> _WORK ORDER_: Once every line in the data below has been checked for "Tổng", give the number of lines that hold it, and only that.

[Opening DATA SUPPLIED section]

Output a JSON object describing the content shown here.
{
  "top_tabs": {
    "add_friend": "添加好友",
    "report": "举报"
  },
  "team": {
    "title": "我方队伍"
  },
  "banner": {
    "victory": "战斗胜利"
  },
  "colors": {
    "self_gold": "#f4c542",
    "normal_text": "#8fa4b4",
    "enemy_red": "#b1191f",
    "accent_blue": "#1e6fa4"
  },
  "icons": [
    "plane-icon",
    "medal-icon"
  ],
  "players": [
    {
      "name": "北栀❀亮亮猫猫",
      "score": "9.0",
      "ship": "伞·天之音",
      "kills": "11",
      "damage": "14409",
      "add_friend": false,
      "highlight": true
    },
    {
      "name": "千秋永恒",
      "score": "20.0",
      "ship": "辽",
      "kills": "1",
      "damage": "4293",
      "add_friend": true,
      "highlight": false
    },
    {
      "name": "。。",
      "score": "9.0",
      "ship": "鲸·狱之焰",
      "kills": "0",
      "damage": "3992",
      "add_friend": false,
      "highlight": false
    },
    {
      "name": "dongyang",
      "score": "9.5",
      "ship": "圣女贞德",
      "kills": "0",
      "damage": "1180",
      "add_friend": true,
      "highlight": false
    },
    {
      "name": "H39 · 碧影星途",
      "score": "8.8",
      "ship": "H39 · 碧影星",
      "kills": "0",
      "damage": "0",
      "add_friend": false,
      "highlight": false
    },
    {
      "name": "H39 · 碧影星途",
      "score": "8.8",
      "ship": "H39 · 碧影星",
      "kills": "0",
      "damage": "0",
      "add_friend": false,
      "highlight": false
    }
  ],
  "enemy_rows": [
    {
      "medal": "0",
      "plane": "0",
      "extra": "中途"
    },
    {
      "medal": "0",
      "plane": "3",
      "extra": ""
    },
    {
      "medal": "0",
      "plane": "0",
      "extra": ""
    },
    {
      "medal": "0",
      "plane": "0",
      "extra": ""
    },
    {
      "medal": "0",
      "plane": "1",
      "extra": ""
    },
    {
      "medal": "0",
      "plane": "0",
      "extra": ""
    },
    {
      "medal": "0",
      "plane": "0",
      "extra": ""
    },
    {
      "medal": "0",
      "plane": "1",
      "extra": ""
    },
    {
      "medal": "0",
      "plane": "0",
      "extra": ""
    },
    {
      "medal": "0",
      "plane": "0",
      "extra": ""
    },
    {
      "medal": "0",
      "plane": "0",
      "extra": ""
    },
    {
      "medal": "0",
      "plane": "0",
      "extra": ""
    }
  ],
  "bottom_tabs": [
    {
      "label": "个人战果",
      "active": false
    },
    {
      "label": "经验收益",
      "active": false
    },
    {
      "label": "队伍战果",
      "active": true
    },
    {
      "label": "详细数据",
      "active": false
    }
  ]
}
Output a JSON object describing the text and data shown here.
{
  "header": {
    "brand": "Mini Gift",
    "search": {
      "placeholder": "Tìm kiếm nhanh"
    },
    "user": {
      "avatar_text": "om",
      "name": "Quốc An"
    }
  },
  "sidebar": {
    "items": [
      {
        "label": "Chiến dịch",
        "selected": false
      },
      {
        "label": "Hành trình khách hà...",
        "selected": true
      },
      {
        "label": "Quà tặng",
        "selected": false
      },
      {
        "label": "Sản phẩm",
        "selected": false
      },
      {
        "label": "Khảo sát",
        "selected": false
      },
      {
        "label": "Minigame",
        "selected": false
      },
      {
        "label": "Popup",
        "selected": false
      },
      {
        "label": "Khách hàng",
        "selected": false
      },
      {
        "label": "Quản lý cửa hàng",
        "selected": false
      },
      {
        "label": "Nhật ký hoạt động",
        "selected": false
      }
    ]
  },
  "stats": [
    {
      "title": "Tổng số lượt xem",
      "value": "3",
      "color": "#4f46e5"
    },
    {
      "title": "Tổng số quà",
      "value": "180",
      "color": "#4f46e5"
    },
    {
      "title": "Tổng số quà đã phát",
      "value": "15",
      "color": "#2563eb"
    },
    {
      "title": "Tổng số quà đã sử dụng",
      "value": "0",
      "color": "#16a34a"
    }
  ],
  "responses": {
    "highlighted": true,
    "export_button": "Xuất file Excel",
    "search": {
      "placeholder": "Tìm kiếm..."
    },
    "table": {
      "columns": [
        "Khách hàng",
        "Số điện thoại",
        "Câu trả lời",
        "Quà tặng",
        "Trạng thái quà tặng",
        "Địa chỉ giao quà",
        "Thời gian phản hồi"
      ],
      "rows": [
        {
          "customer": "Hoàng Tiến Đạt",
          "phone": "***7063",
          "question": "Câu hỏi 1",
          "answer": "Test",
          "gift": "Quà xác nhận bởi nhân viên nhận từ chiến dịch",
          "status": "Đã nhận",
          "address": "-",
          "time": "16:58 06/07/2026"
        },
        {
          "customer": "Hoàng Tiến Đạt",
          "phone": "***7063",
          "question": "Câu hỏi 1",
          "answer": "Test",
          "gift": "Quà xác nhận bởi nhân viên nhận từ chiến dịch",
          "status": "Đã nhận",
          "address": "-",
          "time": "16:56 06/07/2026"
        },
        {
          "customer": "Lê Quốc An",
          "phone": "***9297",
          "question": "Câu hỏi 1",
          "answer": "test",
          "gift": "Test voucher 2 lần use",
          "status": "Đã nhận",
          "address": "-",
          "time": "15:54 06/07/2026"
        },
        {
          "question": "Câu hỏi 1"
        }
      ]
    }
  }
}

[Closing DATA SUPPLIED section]

> _SOLUTION FOR THIS EXERCISE_: 4